Exercise: List each line of the data that holds the word "شماره".

Provided data:
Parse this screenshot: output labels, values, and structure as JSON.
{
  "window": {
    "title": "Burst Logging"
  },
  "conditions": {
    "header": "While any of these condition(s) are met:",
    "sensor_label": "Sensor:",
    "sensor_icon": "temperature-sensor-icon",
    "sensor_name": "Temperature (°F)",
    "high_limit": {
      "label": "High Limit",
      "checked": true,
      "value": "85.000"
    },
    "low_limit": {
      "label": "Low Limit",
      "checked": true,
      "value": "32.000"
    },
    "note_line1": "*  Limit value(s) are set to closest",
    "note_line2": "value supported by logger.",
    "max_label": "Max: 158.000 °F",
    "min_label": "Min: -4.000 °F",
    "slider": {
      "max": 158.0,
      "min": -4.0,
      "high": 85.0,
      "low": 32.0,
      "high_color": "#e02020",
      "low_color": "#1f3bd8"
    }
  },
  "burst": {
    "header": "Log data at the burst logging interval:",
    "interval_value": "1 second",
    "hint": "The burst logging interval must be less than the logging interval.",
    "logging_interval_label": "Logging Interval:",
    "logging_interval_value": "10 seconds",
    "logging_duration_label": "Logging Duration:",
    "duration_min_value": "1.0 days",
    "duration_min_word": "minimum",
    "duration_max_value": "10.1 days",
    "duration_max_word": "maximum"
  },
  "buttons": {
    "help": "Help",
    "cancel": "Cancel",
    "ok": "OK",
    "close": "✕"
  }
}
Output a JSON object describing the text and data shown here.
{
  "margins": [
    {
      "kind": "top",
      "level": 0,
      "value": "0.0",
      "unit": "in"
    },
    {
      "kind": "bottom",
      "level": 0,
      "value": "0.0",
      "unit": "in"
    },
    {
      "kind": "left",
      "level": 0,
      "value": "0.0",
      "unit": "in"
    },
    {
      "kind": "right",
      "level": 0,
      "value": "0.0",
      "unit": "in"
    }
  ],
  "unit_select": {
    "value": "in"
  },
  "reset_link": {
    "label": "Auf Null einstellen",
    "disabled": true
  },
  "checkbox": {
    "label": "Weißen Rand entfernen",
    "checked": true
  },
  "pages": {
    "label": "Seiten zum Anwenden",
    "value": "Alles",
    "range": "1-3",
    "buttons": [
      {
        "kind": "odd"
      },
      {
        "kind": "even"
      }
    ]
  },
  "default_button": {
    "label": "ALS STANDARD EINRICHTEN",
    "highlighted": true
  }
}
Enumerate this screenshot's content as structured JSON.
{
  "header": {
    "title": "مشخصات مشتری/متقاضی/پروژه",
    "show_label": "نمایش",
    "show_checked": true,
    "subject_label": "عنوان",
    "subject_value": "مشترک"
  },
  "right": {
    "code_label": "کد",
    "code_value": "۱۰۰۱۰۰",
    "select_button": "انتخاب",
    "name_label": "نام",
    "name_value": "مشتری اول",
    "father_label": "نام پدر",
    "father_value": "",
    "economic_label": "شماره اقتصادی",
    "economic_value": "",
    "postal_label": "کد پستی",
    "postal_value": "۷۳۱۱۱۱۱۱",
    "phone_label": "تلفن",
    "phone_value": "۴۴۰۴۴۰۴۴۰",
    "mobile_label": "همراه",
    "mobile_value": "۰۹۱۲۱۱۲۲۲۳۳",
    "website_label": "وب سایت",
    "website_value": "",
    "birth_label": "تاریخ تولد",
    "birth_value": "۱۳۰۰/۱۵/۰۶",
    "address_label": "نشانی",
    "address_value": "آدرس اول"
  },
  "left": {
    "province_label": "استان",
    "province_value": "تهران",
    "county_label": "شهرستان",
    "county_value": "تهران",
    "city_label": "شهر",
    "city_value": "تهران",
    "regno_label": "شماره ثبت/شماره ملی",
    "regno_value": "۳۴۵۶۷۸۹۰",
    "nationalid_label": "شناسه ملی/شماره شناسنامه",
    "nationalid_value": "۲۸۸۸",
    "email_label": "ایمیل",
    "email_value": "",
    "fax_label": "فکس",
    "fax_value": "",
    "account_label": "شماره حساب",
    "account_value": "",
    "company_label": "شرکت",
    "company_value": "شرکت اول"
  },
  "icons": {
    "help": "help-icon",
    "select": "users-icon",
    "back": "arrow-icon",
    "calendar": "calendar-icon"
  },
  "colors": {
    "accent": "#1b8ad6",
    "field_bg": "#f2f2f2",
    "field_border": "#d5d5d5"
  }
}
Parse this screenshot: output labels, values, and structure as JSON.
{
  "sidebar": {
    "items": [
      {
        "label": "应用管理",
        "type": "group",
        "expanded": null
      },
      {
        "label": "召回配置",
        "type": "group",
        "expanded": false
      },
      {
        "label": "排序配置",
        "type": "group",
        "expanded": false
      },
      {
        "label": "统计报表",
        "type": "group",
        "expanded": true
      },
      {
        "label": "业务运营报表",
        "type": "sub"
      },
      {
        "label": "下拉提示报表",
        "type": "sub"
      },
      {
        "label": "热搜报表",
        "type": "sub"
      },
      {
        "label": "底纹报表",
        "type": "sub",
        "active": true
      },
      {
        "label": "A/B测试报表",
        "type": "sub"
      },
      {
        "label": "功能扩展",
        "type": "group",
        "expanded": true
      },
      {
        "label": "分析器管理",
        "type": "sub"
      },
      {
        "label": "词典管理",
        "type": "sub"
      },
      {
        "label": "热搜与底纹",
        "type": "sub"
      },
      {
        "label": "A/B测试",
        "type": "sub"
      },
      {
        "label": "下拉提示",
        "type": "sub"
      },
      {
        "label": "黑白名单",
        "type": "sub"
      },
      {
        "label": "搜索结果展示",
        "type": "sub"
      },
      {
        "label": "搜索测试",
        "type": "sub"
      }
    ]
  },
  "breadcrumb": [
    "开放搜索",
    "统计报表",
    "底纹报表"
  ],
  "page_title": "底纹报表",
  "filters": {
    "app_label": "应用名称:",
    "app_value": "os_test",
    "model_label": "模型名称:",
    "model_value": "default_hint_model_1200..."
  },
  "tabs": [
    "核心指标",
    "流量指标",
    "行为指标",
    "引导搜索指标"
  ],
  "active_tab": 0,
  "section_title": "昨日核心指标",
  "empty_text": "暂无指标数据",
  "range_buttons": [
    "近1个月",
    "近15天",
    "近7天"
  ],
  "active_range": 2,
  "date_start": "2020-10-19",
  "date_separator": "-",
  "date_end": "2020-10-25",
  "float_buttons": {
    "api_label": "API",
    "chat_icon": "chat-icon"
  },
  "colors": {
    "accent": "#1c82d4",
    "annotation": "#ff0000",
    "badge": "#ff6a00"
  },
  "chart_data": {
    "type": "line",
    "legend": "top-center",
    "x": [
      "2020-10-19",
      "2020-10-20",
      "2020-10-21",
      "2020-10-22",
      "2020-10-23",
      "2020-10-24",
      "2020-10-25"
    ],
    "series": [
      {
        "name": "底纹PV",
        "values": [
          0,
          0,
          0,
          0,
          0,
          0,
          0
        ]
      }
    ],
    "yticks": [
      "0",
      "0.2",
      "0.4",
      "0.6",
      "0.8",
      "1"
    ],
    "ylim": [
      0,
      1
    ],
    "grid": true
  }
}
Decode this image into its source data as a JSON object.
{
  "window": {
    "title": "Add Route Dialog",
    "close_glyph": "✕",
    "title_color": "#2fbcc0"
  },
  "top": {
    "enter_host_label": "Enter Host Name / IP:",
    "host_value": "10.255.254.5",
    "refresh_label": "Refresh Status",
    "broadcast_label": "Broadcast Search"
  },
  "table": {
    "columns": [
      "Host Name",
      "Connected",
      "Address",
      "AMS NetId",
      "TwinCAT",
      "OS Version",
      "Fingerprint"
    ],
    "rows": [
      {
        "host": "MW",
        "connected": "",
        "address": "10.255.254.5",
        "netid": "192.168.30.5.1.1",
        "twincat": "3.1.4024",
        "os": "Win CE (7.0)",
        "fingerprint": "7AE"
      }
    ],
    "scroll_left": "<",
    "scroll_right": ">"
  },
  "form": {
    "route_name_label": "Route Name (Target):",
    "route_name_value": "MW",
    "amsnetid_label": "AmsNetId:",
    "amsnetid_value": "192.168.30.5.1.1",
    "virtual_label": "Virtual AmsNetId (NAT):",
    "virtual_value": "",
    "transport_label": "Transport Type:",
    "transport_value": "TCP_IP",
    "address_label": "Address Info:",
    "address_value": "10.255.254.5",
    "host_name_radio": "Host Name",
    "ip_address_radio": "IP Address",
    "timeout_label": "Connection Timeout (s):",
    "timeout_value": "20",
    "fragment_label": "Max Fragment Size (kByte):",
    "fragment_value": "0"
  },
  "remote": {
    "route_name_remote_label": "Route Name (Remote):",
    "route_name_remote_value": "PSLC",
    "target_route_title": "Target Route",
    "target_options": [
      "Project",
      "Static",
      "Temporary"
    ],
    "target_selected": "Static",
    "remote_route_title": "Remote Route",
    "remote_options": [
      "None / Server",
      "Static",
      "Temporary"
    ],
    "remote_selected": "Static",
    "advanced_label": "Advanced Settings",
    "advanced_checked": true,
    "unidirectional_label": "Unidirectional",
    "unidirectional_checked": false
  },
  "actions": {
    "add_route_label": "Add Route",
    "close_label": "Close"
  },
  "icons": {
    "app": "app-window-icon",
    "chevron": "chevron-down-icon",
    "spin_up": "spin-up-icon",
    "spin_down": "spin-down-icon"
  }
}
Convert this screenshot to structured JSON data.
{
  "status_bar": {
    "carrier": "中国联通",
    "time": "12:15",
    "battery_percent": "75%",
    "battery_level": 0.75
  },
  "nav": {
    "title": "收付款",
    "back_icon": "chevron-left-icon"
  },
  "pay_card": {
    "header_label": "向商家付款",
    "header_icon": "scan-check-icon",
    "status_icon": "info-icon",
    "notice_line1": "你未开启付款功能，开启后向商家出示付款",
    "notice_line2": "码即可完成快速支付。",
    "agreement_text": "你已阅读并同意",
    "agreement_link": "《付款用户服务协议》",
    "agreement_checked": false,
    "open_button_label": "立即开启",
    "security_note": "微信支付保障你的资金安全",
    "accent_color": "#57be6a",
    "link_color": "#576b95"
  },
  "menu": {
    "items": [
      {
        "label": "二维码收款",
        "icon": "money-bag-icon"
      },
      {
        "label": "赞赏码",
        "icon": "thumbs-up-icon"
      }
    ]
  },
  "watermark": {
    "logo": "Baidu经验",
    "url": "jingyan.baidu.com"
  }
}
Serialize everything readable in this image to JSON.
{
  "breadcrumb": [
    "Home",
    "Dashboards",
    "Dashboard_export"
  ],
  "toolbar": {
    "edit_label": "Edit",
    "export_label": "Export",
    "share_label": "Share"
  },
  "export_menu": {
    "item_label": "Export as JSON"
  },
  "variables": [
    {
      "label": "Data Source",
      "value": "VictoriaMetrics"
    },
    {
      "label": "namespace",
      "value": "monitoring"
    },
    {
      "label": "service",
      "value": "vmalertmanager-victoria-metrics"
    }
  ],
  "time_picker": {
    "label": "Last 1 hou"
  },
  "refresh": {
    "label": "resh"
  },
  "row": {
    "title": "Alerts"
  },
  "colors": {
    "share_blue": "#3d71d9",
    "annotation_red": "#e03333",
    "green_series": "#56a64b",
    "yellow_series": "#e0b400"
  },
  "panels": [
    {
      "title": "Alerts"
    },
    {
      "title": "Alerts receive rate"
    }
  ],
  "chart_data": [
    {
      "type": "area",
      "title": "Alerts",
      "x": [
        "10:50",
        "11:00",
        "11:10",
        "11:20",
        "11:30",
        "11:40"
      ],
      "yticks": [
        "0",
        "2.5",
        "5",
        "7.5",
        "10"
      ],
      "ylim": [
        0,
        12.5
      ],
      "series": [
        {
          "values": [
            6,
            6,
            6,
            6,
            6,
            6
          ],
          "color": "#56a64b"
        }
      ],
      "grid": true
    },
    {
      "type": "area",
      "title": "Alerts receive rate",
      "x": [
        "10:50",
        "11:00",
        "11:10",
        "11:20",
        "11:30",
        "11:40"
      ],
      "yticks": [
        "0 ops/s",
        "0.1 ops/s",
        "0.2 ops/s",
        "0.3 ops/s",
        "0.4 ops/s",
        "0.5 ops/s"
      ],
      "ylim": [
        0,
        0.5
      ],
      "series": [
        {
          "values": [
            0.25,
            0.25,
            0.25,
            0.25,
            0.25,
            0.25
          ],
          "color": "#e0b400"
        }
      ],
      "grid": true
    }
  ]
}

Exercise result:
    "economic_label": "شماره اقتصادی",
    "regno_label": "شماره ثبت/شماره ملی",
    "nationalid_label": "شناسه ملی/شماره شناسنامه",
    "account_label": "شماره حساب",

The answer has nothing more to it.